Complex regional pain syndrome (CRPS) is characterized by severe, protracted chronic pain that may be ongoing for longer than six months. The duration and severity of the symptoms differ. Some individuals compare it to stinging, “pins and needles,” or feeling like their arm or leg is being squeezed. Even if the damage may have just affected a finger or toe, the pain may spread to the entire arm or leg. If you need help filing a claim, reach out to a disability claims attorney today.
Types of complex regional pain syndrome:
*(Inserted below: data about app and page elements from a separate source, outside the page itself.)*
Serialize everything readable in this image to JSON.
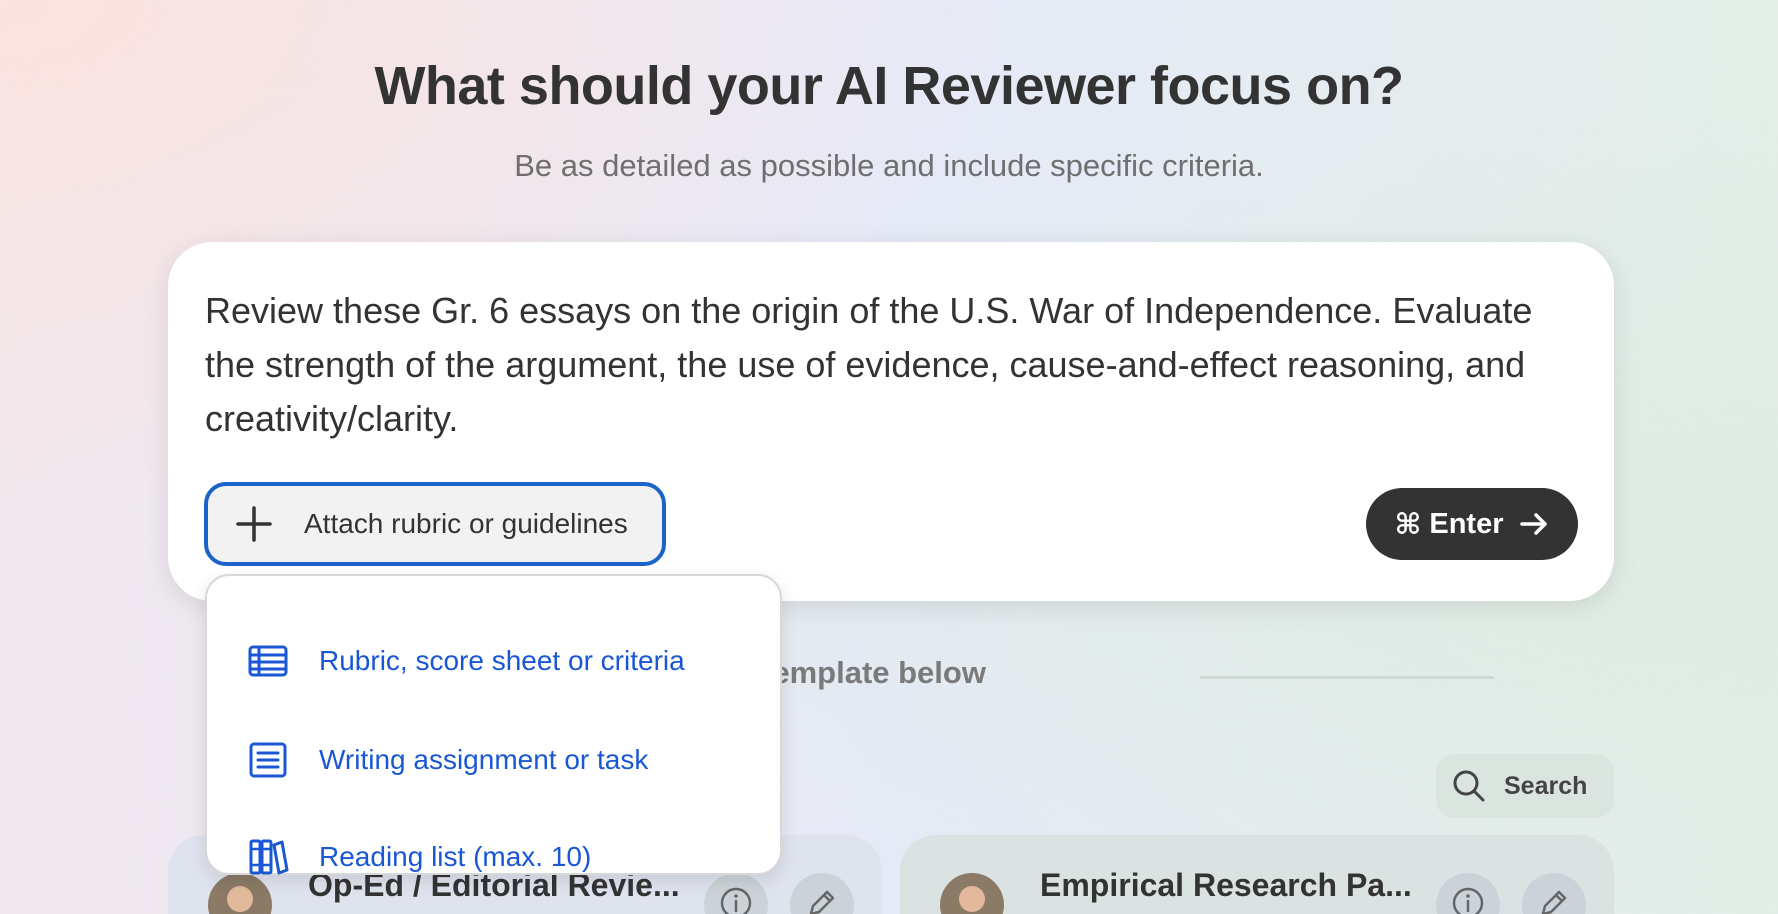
{
  "header": {
    "title": "What should your AI Reviewer focus on?",
    "subtitle": "Be as detailed as possible and include specific criteria."
  },
  "prompt": {
    "text": "Review these Gr. 6 essays on the origin of the U.S. War of Independence. Evaluate the strength of the argument, the use of evidence, cause-and-effect reasoning, and creativity/clarity.",
    "attach_label": "Attach rubric or guidelines",
    "enter_cmd": "⌘",
    "enter_label": "Enter"
  },
  "dropdown": {
    "items": [
      {
        "label": "Rubric, score sheet or criteria",
        "icon": "table-icon"
      },
      {
        "label": "Writing assignment or task",
        "icon": "document-lines-icon"
      },
      {
        "label": "Reading list (max. 10)",
        "icon": "books-icon"
      }
    ]
  },
  "templates": {
    "divider_text": "lect template below",
    "search_label": "Search",
    "cards": [
      {
        "name": "Op-Ed / Editorial Revie..."
      },
      {
        "name": "Empirical Research Pa..."
      }
    ]
  },
  "colors": {
    "accent": "#1a57d4",
    "focus_border": "#1a63c9",
    "dark_button": "#333333"
  }
}
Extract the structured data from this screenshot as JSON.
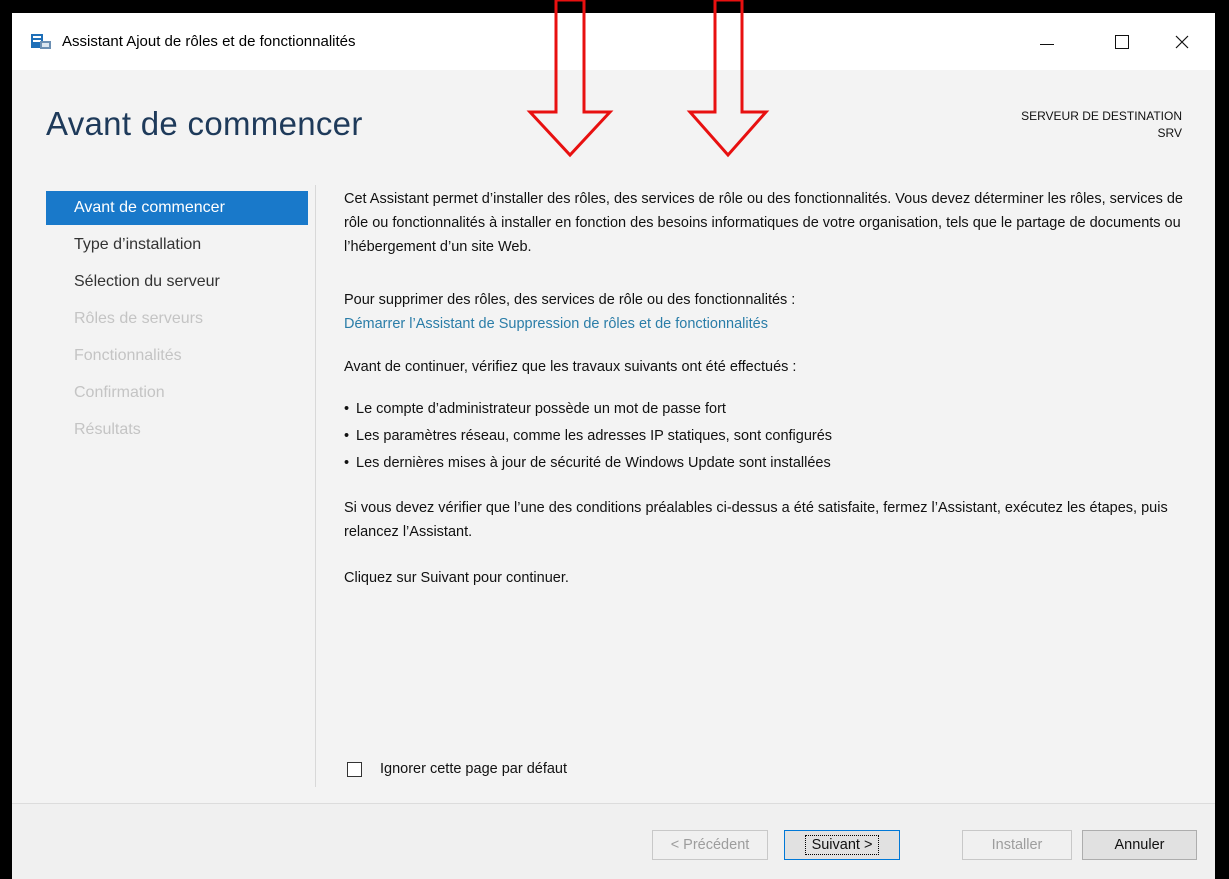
{
  "window": {
    "title": "Assistant Ajout de rôles et de fonctionnalités"
  },
  "header": {
    "heading": "Avant de commencer",
    "destination_label": "SERVEUR DE DESTINATION",
    "destination_server": "SRV"
  },
  "nav": {
    "items": [
      {
        "label": "Avant de commencer",
        "state": "active"
      },
      {
        "label": "Type d’installation",
        "state": "enabled"
      },
      {
        "label": "Sélection du serveur",
        "state": "enabled"
      },
      {
        "label": "Rôles de serveurs",
        "state": "disabled"
      },
      {
        "label": "Fonctionnalités",
        "state": "disabled"
      },
      {
        "label": "Confirmation",
        "state": "disabled"
      },
      {
        "label": "Résultats",
        "state": "disabled"
      }
    ]
  },
  "content": {
    "intro": "Cet Assistant permet d’installer des rôles, des services de rôle ou des fonctionnalités. Vous devez déterminer les rôles, services de rôle ou fonctionnalités à installer en fonction des besoins informatiques de votre organisation, tels que le partage de documents ou l’hébergement d’un site Web.",
    "remove_text": "Pour supprimer des rôles, des services de rôle ou des fonctionnalités :",
    "remove_link": "Démarrer l’Assistant de Suppression de rôles et de fonctionnalités",
    "prereq_intro": "Avant de continuer, vérifiez que les travaux suivants ont été effectués :",
    "bullets": [
      "Le compte d’administrateur possède un mot de passe fort",
      "Les paramètres réseau, comme les adresses IP statiques, sont configurés",
      "Les dernières mises à jour de sécurité de Windows Update sont installées"
    ],
    "conditions_text": "Si vous devez vérifier que l’une des conditions préalables ci-dessus a été satisfaite, fermez l’Assistant, exécutez les étapes, puis relancez l’Assistant.",
    "next_hint": "Cliquez sur Suivant pour continuer.",
    "skip_label": "Ignorer cette page par défaut"
  },
  "buttons": {
    "prev": "< Précédent",
    "next": "Suivant >",
    "install": "Installer",
    "cancel": "Annuler"
  },
  "colors": {
    "accent": "#1979ca",
    "link": "#2a7da8",
    "annotation_arrow": "#e81010"
  }
}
The syndrome is classified into CRPS types 1 and 2, formerly termed causalgia and reflex sympathetic dystrophy. Both kinds of CRPS often develop after trauma, but the crucial distinction is that type 2 CRPS has a specific nerve injury, whereas type 1 CRPS does not. This distinction is vital because chronic pain is deemed neuropathic in the latter type and nociceptive in the former, even though both types may be two different ends of a range.
Proving complex regional pain syndrome:
Knowing what evidence your insurance company will recognize most when examining your CRPS disability claim is essential if you want to increase the likelihood that your long-term disability application will be approved. Even though it can be challenging to demonstrate that CRPS is a disabling condition, there are ways to support your claim with facts.
Evidence of a CRPS diagnosis:
For any long-term disability, your insurance provider will need objective documentation of the diagnosis. Visiting your doctor is the first step to getting a diagnosis of Complex Regional Pain Syndrome. Your doctor will probably take a look at thorough medical records and perform a complete physical exam.
Your doctor could suggest testing to rule out alternate causes of your symptoms, such as Lyme disease, arthritis, neuropathy, or muscle disease because other illnesses might show symptoms that are similar to yours. There may be other tests like bone scans, MRI, X-Ray, and Sympathetic Nervous System Tests to confirm the diagnosis.
Adequate treatment as recommended by the doctor:
For long-term disability benefits to be approved, almost all disability insurance policies demand that you undergo adequate treatment. Your insurance provider will demand evidence that you are making sincere efforts to get better.
Complex Regional Pain Syndrome is a crippling and frequently misunderstood illness. As a result, obtaining long-term disability benefits might be challenging. A competent long-term disability insurance attorney knows how to help you and what your insurance provider needs as evidence.